My second guest author post today is by the very intriguing Margaret Morton Kirk, a writer living and working in her home town of Inverness. She has written a number of short stories, one of which, ‘Still Life’, was runner-up in the ‘Bloody Scotland’ short story competition in 2015. It was later adapted for radio and broadcast on Radio 4 as part of its ‘Scottish Shorts’ series.
‘The Seal Singers’, a semi-mythic tale set in Orkney, won third prize in the 2016 Mslexia short story competition. And ‘Coming Home’, a chilling insight into one family’s fragmented past, was published in the Tales from Elsewhere anthology.
Her debut novel, ‘Shadow Man’ is set in Inverness and is the first in a planned series featuring ex-Met DI Lukas Mahler. It is due to be published by Orion in July 2017.

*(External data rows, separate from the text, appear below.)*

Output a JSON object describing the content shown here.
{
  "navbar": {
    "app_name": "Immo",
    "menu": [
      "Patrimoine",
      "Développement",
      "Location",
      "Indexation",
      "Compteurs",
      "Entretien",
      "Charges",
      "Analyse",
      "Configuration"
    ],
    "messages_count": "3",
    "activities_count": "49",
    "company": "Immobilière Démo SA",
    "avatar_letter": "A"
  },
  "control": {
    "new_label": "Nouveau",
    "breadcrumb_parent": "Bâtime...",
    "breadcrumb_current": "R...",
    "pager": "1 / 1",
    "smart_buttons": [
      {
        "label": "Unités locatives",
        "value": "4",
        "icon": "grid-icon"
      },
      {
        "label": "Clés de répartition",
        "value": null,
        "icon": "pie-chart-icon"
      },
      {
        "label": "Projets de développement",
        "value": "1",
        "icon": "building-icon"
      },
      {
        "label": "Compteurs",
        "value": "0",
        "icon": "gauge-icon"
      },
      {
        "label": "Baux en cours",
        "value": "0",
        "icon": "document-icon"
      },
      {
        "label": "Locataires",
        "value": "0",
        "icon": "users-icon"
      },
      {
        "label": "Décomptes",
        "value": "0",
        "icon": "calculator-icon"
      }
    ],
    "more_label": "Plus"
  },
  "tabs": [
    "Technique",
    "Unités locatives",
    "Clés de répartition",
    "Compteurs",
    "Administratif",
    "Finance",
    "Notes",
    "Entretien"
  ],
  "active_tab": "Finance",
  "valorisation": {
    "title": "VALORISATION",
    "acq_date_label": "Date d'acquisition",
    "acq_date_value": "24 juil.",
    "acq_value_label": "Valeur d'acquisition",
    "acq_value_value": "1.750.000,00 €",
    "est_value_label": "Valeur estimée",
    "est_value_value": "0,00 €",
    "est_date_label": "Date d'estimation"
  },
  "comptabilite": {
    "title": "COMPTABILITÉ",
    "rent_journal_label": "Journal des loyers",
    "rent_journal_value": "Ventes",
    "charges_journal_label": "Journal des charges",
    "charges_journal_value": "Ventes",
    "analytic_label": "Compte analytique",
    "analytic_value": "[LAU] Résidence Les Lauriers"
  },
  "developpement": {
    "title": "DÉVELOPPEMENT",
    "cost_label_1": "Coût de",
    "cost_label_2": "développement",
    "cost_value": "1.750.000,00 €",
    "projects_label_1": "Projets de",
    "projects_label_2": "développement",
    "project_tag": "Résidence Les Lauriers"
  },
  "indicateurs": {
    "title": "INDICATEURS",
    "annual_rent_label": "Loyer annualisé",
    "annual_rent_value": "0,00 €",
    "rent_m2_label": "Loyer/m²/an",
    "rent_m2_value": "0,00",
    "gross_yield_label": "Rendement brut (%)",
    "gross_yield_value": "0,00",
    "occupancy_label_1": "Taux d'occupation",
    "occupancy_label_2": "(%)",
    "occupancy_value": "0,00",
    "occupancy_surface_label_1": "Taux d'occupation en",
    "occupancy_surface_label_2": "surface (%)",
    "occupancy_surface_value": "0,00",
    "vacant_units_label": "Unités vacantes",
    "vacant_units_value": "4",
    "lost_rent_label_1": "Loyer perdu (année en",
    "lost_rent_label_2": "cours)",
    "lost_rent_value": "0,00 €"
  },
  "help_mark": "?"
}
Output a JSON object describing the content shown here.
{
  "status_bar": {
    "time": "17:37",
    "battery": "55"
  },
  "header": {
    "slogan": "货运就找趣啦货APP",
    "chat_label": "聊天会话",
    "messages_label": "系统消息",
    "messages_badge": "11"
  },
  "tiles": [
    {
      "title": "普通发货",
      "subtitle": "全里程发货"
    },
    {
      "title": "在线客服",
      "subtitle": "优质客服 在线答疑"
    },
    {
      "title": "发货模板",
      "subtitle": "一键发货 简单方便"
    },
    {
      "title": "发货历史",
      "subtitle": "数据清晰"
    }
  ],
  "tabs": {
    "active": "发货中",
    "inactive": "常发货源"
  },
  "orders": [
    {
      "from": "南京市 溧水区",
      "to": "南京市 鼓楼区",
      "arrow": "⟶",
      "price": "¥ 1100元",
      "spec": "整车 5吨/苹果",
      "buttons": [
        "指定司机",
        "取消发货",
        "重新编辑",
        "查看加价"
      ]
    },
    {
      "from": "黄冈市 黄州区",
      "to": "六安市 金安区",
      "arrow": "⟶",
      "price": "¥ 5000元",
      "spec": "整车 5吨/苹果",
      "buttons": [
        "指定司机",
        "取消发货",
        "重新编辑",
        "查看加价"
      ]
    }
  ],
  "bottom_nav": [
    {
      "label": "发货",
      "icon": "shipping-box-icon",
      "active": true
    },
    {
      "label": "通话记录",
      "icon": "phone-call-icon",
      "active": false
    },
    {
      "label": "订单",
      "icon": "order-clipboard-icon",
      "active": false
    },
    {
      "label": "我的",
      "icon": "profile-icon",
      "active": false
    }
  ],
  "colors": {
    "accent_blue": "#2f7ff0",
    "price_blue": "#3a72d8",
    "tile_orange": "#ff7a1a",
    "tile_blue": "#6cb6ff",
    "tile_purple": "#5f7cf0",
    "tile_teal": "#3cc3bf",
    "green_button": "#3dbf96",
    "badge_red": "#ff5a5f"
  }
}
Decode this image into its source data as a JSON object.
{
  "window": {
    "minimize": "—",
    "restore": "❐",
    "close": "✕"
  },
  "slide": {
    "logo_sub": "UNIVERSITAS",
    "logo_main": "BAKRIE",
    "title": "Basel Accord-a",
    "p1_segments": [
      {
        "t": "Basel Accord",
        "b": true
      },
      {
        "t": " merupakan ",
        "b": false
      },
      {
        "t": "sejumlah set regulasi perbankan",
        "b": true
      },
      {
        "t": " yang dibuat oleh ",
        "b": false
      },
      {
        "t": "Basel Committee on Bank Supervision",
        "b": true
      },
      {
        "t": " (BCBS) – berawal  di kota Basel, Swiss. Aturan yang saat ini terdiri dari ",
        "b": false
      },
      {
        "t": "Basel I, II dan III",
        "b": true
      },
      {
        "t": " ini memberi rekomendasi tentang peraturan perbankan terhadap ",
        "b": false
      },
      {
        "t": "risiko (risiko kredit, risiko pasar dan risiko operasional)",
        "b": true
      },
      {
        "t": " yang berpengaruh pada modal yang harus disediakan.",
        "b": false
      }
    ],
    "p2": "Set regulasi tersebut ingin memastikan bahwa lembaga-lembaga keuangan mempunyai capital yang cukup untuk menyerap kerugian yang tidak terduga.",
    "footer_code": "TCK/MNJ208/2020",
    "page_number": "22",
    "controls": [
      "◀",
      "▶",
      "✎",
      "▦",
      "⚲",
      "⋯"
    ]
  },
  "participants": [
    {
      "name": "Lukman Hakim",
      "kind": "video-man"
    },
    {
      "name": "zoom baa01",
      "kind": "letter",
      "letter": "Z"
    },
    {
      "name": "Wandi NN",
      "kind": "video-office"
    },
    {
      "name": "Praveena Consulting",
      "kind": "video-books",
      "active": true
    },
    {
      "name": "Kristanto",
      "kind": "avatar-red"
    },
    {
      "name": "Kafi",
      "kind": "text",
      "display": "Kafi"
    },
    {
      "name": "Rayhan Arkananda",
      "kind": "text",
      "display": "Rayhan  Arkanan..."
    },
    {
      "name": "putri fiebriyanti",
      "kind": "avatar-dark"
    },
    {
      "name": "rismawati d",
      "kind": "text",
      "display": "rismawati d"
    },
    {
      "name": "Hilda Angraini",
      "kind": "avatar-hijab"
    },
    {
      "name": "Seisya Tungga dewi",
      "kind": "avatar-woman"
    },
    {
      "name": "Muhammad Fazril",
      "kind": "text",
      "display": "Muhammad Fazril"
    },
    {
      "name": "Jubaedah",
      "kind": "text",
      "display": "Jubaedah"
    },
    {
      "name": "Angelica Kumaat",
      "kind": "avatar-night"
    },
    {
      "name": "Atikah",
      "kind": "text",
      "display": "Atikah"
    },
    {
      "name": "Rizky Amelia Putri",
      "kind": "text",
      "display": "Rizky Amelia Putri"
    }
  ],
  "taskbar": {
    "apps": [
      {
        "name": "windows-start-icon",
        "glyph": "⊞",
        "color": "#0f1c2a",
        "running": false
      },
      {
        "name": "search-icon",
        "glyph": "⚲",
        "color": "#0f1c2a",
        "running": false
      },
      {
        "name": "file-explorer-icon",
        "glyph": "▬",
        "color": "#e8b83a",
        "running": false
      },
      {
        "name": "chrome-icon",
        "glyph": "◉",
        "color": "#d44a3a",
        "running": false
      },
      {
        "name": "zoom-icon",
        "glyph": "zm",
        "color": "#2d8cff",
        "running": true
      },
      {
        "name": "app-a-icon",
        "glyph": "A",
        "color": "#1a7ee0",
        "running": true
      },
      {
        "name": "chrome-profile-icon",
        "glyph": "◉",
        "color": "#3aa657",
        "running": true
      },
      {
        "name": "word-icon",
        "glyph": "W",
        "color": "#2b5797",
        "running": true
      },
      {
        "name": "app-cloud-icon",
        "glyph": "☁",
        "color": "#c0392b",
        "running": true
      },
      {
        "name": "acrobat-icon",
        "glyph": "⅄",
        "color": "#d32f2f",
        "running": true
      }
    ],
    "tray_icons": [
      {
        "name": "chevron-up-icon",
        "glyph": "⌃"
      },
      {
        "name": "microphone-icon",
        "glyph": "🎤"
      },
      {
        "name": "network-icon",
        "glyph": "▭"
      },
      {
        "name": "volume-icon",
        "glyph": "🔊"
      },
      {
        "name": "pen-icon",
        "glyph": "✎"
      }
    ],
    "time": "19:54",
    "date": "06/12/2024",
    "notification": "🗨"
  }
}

Here, Margaret gives us some very helpful advice about writing the dreaded synopsis for a book…something I definitely struggled with!
Synopsis is a four-letter word…
Well, not literally…even my maths isn’t that bad. But whatever kind of writer you are, it’s a safe bet that writing a synopsis is your least favourite part of getting ready to submit your work. When I first thought about entering the Good Housekeeping novel competition, I wasn’t too worried about sending off the first couple of chapters—I’d worked hard on them and thought they were probably pretty much there. The synopsis, though…I spent a ridiculous amount of time drafting and re-drafting, and even once I’d sent it off, I couldn’t help thinking it could have been so much better. But should crafting a synopsis really be such hard work?
On the face of it, synopsis-writing doesn’t seem that daunting. Most agents tend to prefer brevity (with good reason, given the number of submissions they receive each week) so in theory, all you need to do is write a concise but compelling summary of your book, in 500-700 words. How hard can it be? After all, you’ve already written 90,000 or so…
And that’s part of the problem, of course. You’ve probably toiled over your novel for several months, maybe years. You’ve re-drafted, re-examined every word choice, and it’s now as good as you can make it. You’re feeling endlessly chuffed for even finishing the wretched thing, for heaven’s sake…and now you need to compress the essence of those 90,000 words into a page or less (and no cheating with the margins or tiny fonts, in case you’re tempted).
It’s as though your imagination’s being forced to hold a closing-down sale. Everything must go, all the plot intricacies, the character nuances you’ve worked so hard on, and what you’re left with looks like…well, not very much. Certainly, nothing that would tempt you to ask to see more, so how can it possibly work any magic on an agent?
Well, there are two things to bear in mind. Firstly, I’ve attended writing events across the UK, and the consensus amongst the agents I’ve spoken to is that they won’t usually turn to the synopsis first. They’ll have a look at your writing and your cover letter, to decide a) if you can string two words together and b) if you sound like someone they could possibly work with. If they’ve done this and are getting good vibes so far, then they’ll turn to your synopsis. They’ll do this to make sure that the clever premise and vivid writing of your first chapter don’t lead to a surprise intervention from little green men in chapter 28.
Secondly—and I wish I’d known this earlier—you don’t need to tell them everything in the synopsis. The main plot thread, of course, and the events leading to the denouement, and the ending, absolutely…but you don’t need to detail every twist and turn along the way. If you do, unless your novel is linear and simple in structure, you risk getting bogged down in unnecessary and confusing detail. You need to give the essence of your story, not chapter and verse.
Sound easy? Didn’t think so. But fear not, there is help out there: I’ve found the wise and sensible Emma Darwin’s blog a source of invaluable help on all matters technical. And Write a Great Synopsis by Nicola Morgan is a handy little eBook you won’t want to be without.
Follow their guidelines, and writing your synopsis needn’t be the carpet-chewing trauma that mine became…best of luck!